*** Block opens ***
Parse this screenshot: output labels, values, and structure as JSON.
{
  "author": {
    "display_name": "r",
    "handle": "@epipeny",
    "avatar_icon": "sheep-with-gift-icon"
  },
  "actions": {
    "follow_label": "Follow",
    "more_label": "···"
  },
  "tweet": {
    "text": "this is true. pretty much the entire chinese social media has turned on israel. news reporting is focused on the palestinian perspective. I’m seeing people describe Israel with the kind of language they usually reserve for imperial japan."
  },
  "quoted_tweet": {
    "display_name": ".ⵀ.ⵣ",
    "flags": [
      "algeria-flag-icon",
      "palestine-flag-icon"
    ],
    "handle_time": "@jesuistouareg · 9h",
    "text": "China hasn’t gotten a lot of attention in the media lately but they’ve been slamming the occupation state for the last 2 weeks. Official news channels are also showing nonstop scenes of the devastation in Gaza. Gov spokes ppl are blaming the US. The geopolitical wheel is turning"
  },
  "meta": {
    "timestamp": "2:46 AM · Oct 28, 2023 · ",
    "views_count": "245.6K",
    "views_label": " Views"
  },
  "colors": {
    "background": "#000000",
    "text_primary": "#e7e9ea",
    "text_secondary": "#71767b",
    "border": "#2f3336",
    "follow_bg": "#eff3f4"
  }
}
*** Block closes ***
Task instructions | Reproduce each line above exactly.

Exercise solution |
Parse this screenshot: output labels, values, and structure as JSON.
{
  "author": {
    "display_name": "r",
    "handle": "@epipeny",
    "avatar_icon": "sheep-with-gift-icon"
  },
  "actions": {
    "follow_label": "Follow",
    "more_label": "···"
  },
  "tweet": {
    "text": "this is true. pretty much the entire chinese social media has turned on israel. news reporting is focused on the palestinian perspective. I’m seeing people describe Israel with the kind of language they usually reserve for imperial japan."
  },
  "quoted_tweet": {
    "display_name": ".ⵀ.ⵣ",
    "flags": [
      "algeria-flag-icon",
      "palestine-flag-icon"
    ],
    "handle_time": "@jesuistouareg · 9h",
    "text": "China hasn’t gotten a lot of attention in the media lately but they’ve been slamming the occupation state for the last 2 weeks. Official news channels are also showing nonstop scenes of the devastation in Gaza. Gov spokes ppl are blaming the US. The geopolitical wheel is turning"
  },
  "meta": {
    "timestamp": "2:46 AM · Oct 28, 2023 · ",
    "views_count": "245.6K",
    "views_label": " Views"
  },
  "colors": {
    "background": "#000000",
    "text_primary": "#e7e9ea",
    "text_secondary": "#71767b",
    "border": "#2f3336",
    "follow_bg": "#eff3f4"
  }
}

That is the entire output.